More and more students are working part- or full-time jobs while they complete their degree. What’s driving this financial choice, and how does it affect students’ scholastic success?
Thousands of students maintain a full or part-time job in addition to classes. Whether it be an internship, Federal Work Study, retail or restaurant job downtown, many at the College feel the overwhelming responsibility of student employment. Rent, parking, bills and groceries quickly add up. Unfortunately, this can prevent a student from focusing solely on their studies, especially when the need for employment arises from financial necessity. Even for those working by choice, a job imposes an unavoidable time-crunch.
Scholarships and need-based grants can often save a student from the burden of staying home and attending community college when the funds aren’t available. That being said, tuition is still on the rise every year.
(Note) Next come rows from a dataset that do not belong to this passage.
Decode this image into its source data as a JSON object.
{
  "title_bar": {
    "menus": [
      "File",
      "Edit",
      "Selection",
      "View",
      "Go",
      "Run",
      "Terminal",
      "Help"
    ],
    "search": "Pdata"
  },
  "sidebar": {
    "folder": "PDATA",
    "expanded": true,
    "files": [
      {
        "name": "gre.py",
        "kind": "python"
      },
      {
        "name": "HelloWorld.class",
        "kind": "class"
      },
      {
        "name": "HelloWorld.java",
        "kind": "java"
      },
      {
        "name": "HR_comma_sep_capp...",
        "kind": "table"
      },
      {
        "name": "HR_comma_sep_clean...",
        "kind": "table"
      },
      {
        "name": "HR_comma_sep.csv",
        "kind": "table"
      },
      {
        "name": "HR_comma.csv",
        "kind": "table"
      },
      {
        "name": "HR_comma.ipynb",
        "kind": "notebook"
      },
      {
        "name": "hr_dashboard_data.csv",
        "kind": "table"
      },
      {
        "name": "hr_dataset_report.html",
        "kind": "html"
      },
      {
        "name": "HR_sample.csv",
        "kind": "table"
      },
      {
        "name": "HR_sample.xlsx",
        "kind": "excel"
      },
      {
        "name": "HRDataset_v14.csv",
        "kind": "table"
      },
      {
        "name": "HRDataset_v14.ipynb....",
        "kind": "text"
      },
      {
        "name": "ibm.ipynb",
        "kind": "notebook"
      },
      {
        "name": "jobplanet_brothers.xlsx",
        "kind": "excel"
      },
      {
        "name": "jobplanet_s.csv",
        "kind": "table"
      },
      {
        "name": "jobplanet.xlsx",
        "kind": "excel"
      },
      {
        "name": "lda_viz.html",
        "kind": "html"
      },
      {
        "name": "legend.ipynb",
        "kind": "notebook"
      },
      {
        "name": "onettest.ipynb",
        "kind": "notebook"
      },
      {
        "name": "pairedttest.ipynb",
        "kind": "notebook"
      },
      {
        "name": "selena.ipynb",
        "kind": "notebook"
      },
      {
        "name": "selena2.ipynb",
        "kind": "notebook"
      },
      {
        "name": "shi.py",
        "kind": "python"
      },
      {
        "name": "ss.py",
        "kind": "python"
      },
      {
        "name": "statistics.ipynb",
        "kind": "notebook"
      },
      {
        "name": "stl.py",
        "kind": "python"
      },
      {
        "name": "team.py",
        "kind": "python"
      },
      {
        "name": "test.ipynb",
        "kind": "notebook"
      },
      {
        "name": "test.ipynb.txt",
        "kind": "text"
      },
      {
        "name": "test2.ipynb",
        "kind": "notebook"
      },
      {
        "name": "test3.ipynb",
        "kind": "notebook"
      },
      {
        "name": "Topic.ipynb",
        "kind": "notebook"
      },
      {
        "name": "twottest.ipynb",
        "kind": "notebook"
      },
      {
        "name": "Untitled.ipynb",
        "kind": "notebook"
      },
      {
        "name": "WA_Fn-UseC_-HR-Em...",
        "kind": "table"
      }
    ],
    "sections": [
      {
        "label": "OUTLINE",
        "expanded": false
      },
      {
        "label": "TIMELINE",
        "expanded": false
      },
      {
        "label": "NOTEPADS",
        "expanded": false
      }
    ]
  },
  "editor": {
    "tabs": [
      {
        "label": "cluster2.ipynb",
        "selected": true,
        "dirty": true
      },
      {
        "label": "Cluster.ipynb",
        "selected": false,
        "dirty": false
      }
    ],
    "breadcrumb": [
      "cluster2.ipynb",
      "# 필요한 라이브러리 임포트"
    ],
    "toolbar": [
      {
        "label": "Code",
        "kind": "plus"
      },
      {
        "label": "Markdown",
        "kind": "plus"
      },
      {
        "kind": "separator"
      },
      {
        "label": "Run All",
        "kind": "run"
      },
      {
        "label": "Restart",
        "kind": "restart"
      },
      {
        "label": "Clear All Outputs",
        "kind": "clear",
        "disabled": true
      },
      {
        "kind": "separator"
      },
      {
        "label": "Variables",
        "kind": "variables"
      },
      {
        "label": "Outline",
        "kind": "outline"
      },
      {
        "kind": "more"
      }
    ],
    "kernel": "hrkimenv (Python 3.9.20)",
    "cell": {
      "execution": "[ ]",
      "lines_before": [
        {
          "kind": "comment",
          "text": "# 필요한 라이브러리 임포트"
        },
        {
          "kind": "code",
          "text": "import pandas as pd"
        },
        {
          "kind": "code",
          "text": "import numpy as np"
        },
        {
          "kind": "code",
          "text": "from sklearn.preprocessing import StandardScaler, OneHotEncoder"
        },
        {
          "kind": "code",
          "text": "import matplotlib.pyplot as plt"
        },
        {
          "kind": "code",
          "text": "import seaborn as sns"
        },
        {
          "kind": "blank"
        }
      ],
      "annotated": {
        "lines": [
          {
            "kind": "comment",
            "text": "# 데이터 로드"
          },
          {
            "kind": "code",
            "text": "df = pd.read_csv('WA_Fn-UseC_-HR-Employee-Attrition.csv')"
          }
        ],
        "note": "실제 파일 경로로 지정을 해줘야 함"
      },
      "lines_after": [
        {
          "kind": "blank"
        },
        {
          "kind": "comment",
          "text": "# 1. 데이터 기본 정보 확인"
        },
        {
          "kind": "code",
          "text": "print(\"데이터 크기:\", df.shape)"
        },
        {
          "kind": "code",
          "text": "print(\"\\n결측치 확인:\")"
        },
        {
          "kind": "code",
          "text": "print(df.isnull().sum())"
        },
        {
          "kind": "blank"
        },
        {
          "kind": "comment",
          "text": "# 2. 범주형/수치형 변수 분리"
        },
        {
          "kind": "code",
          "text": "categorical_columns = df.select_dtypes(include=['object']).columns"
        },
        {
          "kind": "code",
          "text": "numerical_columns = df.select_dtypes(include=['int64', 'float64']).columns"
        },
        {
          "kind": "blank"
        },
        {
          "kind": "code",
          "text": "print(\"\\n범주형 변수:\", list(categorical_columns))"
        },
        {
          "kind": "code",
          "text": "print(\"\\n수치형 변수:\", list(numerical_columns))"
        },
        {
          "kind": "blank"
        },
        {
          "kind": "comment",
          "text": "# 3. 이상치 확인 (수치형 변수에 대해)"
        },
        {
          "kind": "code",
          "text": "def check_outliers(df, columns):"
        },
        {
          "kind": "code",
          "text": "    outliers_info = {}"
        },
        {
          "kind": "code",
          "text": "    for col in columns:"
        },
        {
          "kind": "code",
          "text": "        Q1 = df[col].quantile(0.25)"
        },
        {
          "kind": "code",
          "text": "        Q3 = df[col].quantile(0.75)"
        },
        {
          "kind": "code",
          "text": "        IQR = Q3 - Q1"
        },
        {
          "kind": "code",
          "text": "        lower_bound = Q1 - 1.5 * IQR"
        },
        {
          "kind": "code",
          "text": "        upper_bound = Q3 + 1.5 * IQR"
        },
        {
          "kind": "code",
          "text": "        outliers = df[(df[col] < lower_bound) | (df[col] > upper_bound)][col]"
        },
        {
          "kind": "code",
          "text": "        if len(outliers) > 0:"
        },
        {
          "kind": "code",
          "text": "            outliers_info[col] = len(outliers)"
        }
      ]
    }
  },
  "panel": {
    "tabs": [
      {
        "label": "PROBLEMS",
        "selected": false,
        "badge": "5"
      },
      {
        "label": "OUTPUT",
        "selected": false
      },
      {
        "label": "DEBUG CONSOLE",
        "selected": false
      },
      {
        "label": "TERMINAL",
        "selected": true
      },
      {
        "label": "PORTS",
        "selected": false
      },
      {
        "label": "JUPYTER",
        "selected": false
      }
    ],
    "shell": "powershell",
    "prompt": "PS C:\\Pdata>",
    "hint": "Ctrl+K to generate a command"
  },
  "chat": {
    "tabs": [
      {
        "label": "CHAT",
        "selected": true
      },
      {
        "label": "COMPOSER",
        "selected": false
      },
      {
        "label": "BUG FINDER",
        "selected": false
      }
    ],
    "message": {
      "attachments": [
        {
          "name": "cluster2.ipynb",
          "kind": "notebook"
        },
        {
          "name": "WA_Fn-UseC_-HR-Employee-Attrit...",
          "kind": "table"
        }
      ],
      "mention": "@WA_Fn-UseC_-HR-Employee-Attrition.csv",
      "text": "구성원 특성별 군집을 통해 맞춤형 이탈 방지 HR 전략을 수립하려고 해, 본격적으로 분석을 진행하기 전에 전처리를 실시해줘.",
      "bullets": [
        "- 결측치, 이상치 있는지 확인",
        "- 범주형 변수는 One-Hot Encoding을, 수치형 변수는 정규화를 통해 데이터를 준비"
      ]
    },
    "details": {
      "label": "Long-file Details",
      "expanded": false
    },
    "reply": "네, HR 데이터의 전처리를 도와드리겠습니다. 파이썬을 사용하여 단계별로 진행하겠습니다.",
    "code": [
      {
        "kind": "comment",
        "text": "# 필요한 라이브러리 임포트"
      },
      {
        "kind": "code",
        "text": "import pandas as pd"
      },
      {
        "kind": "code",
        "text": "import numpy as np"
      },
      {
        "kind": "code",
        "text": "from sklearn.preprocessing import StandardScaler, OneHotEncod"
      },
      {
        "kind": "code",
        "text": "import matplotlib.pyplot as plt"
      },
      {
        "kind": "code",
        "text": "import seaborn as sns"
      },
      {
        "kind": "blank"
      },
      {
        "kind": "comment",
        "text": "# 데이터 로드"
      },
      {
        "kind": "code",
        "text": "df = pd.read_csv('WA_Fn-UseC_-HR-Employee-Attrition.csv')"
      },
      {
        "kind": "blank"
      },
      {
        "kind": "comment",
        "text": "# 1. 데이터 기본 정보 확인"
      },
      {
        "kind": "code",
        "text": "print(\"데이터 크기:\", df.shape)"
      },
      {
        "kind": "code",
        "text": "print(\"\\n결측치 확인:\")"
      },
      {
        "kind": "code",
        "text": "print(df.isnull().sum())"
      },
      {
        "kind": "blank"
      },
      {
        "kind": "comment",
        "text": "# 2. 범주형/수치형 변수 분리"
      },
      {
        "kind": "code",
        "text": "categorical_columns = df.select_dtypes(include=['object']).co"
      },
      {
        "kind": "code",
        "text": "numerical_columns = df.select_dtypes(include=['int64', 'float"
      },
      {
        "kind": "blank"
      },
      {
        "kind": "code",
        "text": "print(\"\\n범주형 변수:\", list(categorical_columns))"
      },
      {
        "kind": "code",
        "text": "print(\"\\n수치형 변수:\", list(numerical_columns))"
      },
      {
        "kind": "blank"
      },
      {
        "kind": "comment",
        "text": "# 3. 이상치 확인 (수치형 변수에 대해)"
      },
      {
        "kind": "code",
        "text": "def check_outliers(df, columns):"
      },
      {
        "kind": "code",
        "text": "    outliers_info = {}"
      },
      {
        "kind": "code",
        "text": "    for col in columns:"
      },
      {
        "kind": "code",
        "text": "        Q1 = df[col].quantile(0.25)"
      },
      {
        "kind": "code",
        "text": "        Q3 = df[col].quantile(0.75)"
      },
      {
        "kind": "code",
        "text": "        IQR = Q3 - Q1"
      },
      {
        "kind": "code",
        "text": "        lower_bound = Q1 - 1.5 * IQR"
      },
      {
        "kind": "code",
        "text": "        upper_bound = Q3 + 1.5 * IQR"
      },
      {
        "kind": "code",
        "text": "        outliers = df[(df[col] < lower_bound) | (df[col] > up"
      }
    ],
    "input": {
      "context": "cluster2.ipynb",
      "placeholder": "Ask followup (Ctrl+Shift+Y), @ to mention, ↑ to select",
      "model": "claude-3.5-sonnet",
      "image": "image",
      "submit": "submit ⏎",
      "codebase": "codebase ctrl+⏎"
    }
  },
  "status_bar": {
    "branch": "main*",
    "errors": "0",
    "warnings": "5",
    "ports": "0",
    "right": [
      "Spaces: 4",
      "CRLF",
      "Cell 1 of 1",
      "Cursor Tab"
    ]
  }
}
Whether you are part of the 69.4 percent of in-state students or the 30.6 percent out-of-state at the College of Charleston, you and your parents have likely taken out loans. The College offers need-based financial aid to 48 percent of full-time undergraduates. The average need-based scholarship or grant award is $2,609 – but can that make a significant impact for a student who pays over $30,000 or more in tuition per year? In the grand scheme of tuition, this solution doesn’t seem proportional to the need.
College attendance is a critical component of the modern American Dream. However, this is becoming increasingly more difficult for the average working-class family. Currently, Americans are suffering from 1.2 trillion dollars of student loan debt. Two thirds of all students will graduate with some sort of debt. On average, one in ten graduates will leave higher education and enter the workforce with an accumulated debt of nearly $40,000. These are stomach-turning statistics that help explain why nearly 70 percent of students have worked during college within the last 25 years.
How can students earn an income while also earning a degree?
Federal Work Study helps incoming students get acclimated to the college lifestyle, while also helping them to meet new people. Some of these jobs include working the front desk of student housing, within the dining halls or staffing an office on campus as a receptionist. In South Carolina, FWS provides students with tax breaks and other benefits, but earnings rarely exceed minimum wage.
Charleston has won numerous awards for its culinary scene, and it’s no wonder that the dozens of downtown restaurants rely heavily on student workers. The average food and beverage server, busboy or food runner in downtown Charleston can make anywhere from $14,000 to $24,000 per year. That is one hell of a payroll for a student, but don’t be hasty. According to Phoebe Gould, a current employee at Co Thai Cuisine, she works about 25-30 hours a week. Her shifts usually start early in the morning and go until later that afternoon or night if she is working a double shift. The lifestlye is “as time-consuming as you want it to be, and I would recommend a food and bev job to other students because it helped me with time-management. It is also a great opportunity to meet new people,” said Gould.
The Race for Experience
Today, 75 percent of students complete internships before they graduate to gain some hands-on experience in their chosen field. Although internships have great advantages, a 2016 National Association of Corrosion Engineers (NACE) study showed that 46.5 percent of internships are unpaid. A Google poll among College of Charleston students found that 72 percent of students had unpaid internships.
Multiple experts have noted that internships exacerbate inequality between privileged students and those who come from lower-income families. If an internship is unpaid, students who pay their own rent or are working their way through college will probably not pursue it. Unpaid internshhips make a huge difference in future opportunies, but they inherently favor students of wealth.
The Bottom Line
Students know that a college education is almost irreplaceable in terms of the job opportunities it can provide. However, its no secret that college is becoming more of a financial epidemic in the mind of today’s students rather than a signifier of success.
*This article originally appeared in the October 2017 issue of The Yard.